Copy the data below exactly.
BEGIN Stored data
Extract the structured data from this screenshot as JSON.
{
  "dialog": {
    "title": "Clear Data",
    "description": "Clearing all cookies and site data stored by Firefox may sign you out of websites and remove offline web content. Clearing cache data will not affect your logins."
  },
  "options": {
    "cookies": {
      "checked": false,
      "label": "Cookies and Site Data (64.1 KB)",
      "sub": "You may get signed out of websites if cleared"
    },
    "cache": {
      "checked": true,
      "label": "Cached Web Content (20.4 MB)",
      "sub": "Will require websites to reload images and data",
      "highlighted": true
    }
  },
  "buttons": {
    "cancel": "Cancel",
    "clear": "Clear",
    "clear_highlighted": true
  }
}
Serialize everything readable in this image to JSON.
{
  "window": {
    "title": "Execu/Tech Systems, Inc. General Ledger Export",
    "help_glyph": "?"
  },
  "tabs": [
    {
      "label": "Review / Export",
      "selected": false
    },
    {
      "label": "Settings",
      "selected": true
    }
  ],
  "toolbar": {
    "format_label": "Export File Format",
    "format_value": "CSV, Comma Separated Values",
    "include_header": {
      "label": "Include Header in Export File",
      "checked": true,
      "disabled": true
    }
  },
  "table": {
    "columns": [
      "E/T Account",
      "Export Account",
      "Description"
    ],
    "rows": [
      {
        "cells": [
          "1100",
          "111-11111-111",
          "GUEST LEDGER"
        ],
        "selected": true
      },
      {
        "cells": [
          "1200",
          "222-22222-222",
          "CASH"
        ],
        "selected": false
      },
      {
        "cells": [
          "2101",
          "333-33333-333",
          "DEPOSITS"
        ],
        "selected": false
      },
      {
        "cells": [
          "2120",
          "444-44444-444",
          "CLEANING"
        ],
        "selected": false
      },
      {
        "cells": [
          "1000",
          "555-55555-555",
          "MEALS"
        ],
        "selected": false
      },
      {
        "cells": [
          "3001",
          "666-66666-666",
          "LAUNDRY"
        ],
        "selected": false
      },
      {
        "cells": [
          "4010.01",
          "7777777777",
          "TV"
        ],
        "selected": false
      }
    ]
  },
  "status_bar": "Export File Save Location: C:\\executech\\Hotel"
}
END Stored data
■ Written answer
Extract the structured data from this screenshot as JSON.
{
  "dialog": {
    "title": "Clear Data",
    "description": "Clearing all cookies and site data stored by Firefox may sign you out of websites and remove offline web content. Clearing cache data will not affect your logins."
  },
  "options": {
    "cookies": {
      "checked": false,
      "label": "Cookies and Site Data (64.1 KB)",
      "sub": "You may get signed out of websites if cleared"
    },
    "cache": {
      "checked": true,
      "label": "Cached Web Content (20.4 MB)",
      "sub": "Will require websites to reload images and data",
      "highlighted": true
    }
  },
  "buttons": {
    "cancel": "Cancel",
    "clear": "Clear",
    "clear_highlighted": true
  }
}
Serialize everything readable in this image to JSON.
{
  "window": {
    "title": "Execu/Tech Systems, Inc. General Ledger Export",
    "help_glyph": "?"
  },
  "tabs": [
    {
      "label": "Review / Export",
      "selected": false
    },
    {
      "label": "Settings",
      "selected": true
    }
  ],
  "toolbar": {
    "format_label": "Export File Format",
    "format_value": "CSV, Comma Separated Values",
    "include_header": {
      "label": "Include Header in Export File",
      "checked": true,
      "disabled": true
    }
  },
  "table": {
    "columns": [
      "E/T Account",
      "Export Account",
      "Description"
    ],
    "rows": [
      {
        "cells": [
          "1100",
          "111-11111-111",
          "GUEST LEDGER"
        ],
        "selected": true
      },
      {
        "cells": [
          "1200",
          "222-22222-222",
          "CASH"
        ],
        "selected": false
      },
      {
        "cells": [
          "2101",
          "333-33333-333",
          "DEPOSITS"
        ],
        "selected": false
      },
      {
        "cells": [
          "2120",
          "444-44444-444",
          "CLEANING"
        ],
        "selected": false
      },
      {
        "cells": [
          "1000",
          "555-55555-555",
          "MEALS"
        ],
        "selected": false
      },
      {
        "cells": [
          "3001",
          "666-66666-666",
          "LAUNDRY"
        ],
        "selected": false
      },
      {
        "cells": [
          "4010.01",
          "7777777777",
          "TV"
        ],
        "selected": false
      }
    ]
  },
  "status_bar": "Export File Save Location: C:\\executech\\Hotel"
}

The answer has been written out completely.